__Task details__:
Among the entries, which lines carry the string "tight"? Copy every one.

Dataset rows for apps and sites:
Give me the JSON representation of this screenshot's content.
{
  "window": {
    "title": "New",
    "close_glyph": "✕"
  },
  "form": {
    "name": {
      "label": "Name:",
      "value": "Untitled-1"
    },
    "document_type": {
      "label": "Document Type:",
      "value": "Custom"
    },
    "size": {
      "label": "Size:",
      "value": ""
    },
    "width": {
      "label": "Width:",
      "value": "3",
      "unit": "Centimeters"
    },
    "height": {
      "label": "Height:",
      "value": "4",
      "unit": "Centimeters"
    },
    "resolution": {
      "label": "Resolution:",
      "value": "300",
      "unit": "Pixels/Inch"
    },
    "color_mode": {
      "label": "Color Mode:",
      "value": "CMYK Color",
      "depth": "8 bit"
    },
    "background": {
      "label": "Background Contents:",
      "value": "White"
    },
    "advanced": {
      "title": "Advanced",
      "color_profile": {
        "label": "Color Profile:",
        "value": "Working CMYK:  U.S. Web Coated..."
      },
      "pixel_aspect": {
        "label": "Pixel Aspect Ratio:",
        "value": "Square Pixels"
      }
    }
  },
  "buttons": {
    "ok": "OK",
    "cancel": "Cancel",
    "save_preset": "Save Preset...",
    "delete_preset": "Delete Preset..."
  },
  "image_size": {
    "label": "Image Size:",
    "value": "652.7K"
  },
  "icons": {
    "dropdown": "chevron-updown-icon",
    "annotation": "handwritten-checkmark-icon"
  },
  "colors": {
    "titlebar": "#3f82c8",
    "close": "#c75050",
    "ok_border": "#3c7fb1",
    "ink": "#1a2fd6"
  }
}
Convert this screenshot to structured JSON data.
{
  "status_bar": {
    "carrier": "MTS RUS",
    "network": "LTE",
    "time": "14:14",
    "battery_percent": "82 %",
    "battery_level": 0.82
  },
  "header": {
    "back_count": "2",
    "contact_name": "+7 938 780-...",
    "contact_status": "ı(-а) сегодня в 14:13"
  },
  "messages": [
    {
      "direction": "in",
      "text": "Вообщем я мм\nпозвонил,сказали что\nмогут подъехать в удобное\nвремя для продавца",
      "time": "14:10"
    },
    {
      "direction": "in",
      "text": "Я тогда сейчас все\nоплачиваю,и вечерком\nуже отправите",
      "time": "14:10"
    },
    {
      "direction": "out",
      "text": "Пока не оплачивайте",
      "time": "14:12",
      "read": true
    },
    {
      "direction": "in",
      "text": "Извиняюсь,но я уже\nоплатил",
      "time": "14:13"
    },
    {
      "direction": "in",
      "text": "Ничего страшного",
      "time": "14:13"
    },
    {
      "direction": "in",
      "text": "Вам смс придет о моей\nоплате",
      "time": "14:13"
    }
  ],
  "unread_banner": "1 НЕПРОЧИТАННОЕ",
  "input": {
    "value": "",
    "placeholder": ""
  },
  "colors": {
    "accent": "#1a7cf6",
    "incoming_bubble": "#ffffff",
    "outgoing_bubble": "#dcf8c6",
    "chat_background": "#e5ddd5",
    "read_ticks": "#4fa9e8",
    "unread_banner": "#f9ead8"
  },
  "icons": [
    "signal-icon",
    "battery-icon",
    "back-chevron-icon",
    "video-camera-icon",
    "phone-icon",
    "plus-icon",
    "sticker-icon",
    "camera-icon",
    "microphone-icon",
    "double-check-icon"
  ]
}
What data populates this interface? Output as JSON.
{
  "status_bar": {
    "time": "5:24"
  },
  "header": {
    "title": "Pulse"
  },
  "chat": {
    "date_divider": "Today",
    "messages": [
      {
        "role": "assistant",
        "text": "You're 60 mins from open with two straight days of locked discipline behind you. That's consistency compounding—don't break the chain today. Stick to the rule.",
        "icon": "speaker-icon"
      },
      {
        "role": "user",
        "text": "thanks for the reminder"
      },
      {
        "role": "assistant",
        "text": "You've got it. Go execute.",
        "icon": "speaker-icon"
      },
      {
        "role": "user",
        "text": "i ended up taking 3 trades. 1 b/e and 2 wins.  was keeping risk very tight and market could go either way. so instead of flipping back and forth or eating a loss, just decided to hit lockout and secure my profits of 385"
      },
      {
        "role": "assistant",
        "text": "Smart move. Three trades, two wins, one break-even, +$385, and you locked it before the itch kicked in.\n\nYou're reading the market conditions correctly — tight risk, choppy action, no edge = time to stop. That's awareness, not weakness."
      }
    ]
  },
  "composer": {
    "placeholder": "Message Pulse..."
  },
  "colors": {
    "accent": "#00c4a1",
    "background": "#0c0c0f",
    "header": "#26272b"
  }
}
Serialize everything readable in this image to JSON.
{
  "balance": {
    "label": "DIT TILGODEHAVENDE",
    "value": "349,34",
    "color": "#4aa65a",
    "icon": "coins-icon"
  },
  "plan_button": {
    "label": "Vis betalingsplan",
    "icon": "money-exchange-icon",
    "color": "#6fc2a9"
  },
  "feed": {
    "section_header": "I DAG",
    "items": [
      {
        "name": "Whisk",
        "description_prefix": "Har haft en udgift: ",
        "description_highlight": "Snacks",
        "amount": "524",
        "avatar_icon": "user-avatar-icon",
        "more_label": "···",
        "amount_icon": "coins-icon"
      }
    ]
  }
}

__Task solution__:
        "text": "i ended up taking 3 trades. 1 b/e and 2 wins.  was keeping risk very tight and market could go either way. so instead of flipping back and forth or eating a loss, just decided to hit lockout and secure my profits of 385"
        "text": "Smart move. Three trades, two wins, one break-even, +$385, and you locked it before the itch kicked in.\n\nYou're reading the market conditions correctly — tight risk, choppy action, no edge = time to stop. That's awareness, not weakness."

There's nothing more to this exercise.